EXERCISE AIM:
If a line holds the word "subtitle", copy it from the entries.

DATA PROVIDED:

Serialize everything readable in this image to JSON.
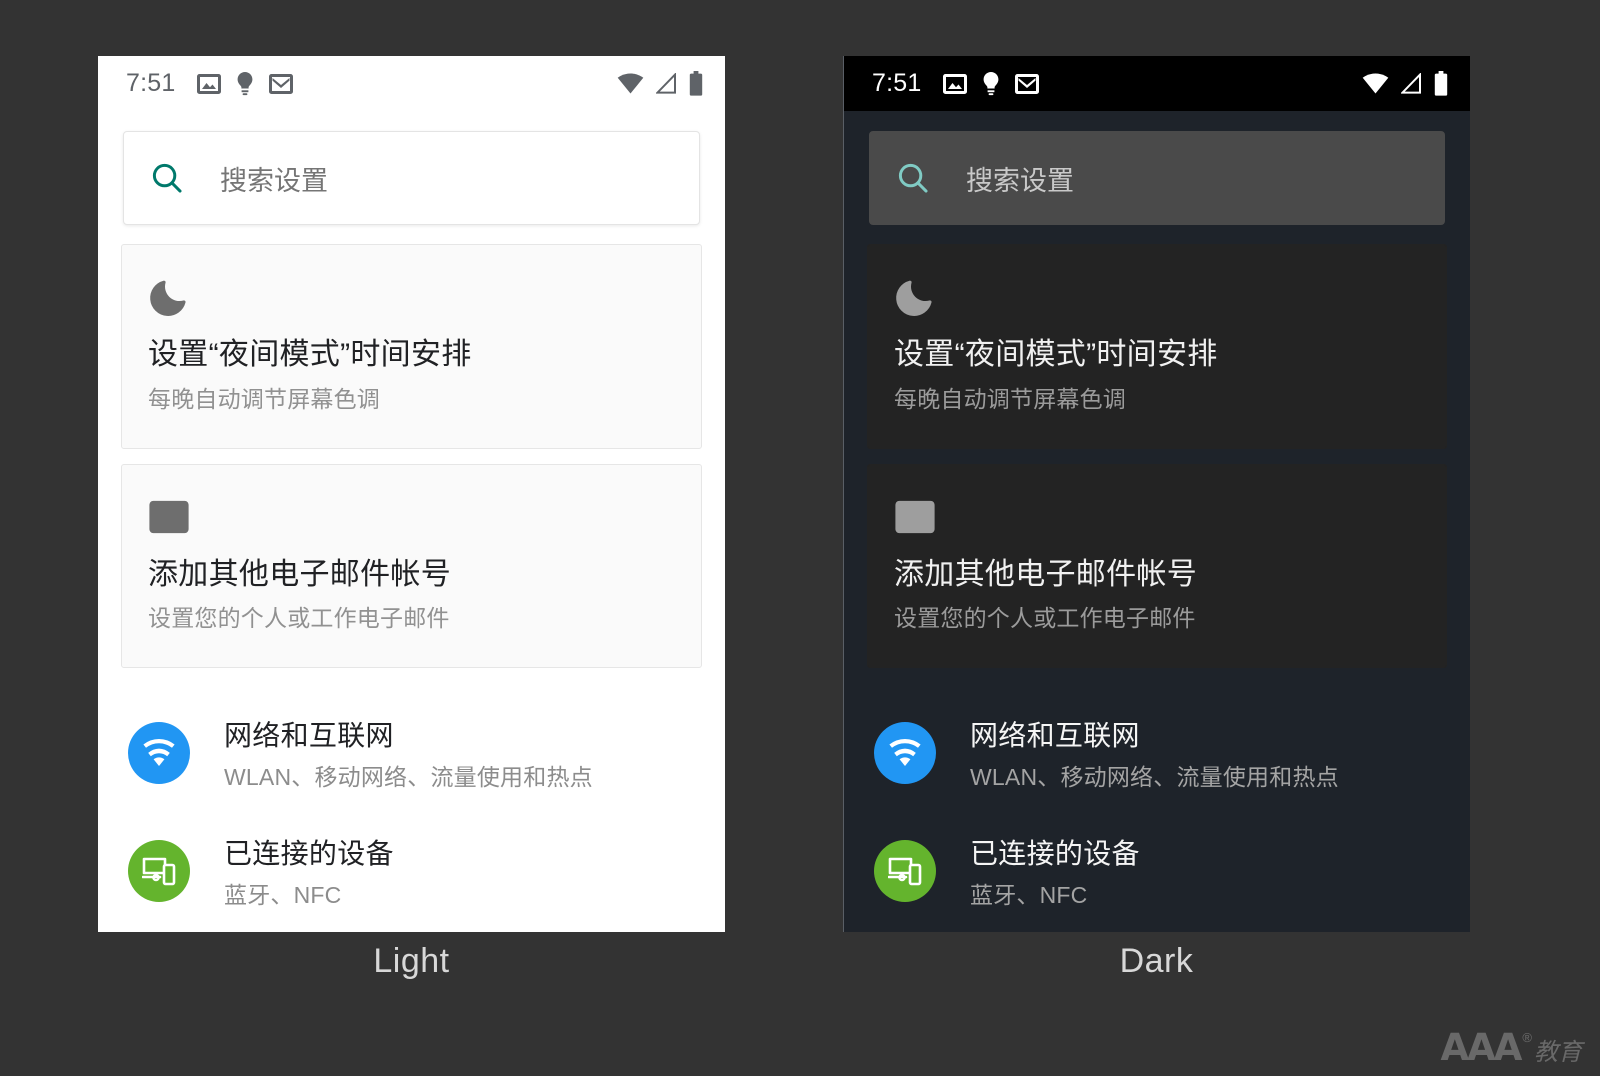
{
  "page": {
    "background_color": "#333333",
    "watermark": {
      "brand": "AAA",
      "registered": "®",
      "cn": "教育"
    }
  },
  "captions": {
    "light": "Light",
    "dark": "Dark"
  },
  "status_bar": {
    "time": "7:51",
    "left_icons": [
      "photos-icon",
      "lightbulb-icon",
      "gmail-icon"
    ],
    "right_icons": [
      "wifi-icon",
      "signal-icon",
      "battery-icon"
    ]
  },
  "search": {
    "placeholder": "搜索设置",
    "icon": "search-icon",
    "accent_light": "#00796b",
    "accent_dark": "#80cbc4"
  },
  "cards": [
    {
      "icon": "moon-icon",
      "title": "设置“夜间模式”时间安排",
      "subtitle": "每晚自动调节屏幕色调"
    },
    {
      "icon": "gmail-icon",
      "title": "添加其他电子邮件帐号",
      "subtitle": "设置您的个人或工作电子邮件"
    }
  ],
  "settings_items": [
    {
      "icon": "wifi-icon",
      "badge_color": "#2196f3",
      "title": "网络和互联网",
      "subtitle": "WLAN、移动网络、流量使用和热点"
    },
    {
      "icon": "connected-devices-icon",
      "badge_color": "#64b42d",
      "title": "已连接的设备",
      "subtitle": "蓝牙、NFC"
    }
  ],
  "themes": {
    "light": {
      "screen_bg": "#ffffff",
      "statusbar_bg": "#ffffff",
      "card_bg": "#fafafa",
      "search_bg": "#ffffff"
    },
    "dark": {
      "screen_bg": "#1e232a",
      "statusbar_bg": "#000000",
      "card_bg": "#232323",
      "search_bg": "#4a4a4a"
    }
  }
}
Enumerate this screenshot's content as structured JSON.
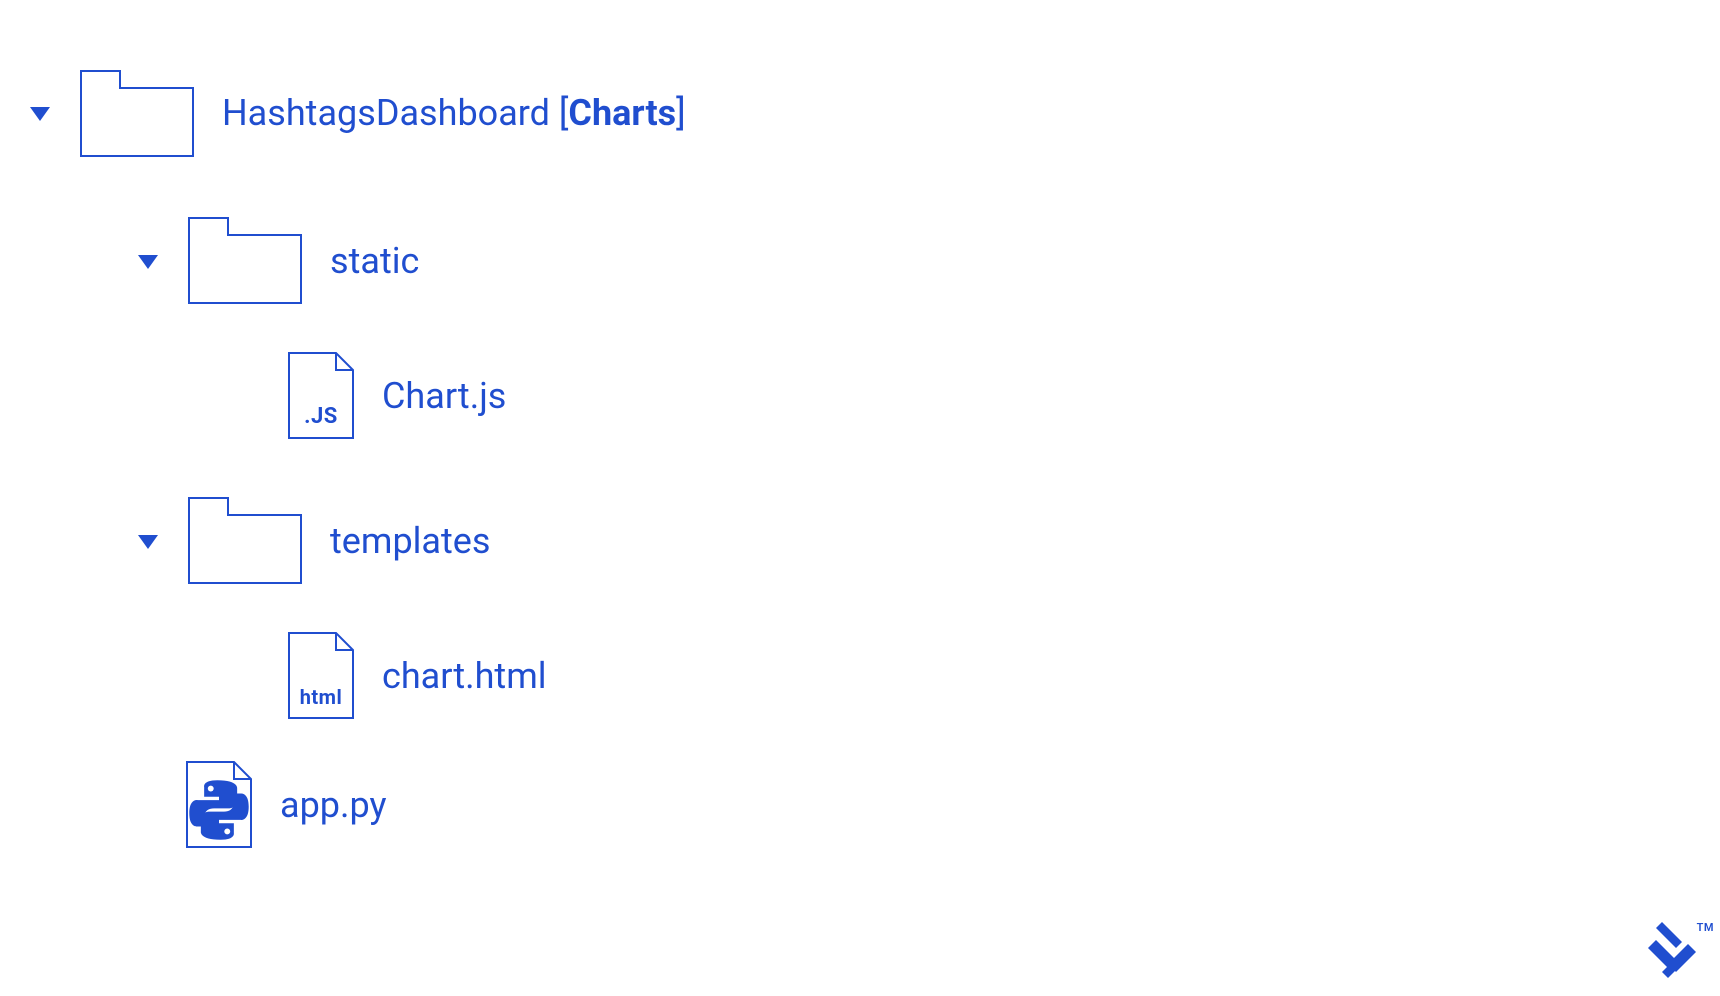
{
  "colors": {
    "primary": "#204ecf"
  },
  "tree": {
    "root": {
      "name_prefix": "HashtagsDashboard [",
      "name_strong": "Charts",
      "name_suffix": "]"
    },
    "folders": {
      "static": {
        "label": "static"
      },
      "templates": {
        "label": "templates"
      }
    },
    "files": {
      "chart_js": {
        "label": "Chart.js",
        "ext": ".JS"
      },
      "chart_html": {
        "label": "chart.html",
        "ext": "html"
      },
      "app_py": {
        "label": "app.py"
      }
    }
  },
  "brand": {
    "trademark": "TM"
  }
}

RESULT BELOW:
      "subtitle": "每晚自动调节屏幕色调"
      "subtitle": "设置您的个人或工作电子邮件"
      "subtitle": "WLAN、移动网络、流量使用和热点"
      "subtitle": "蓝牙、NFC"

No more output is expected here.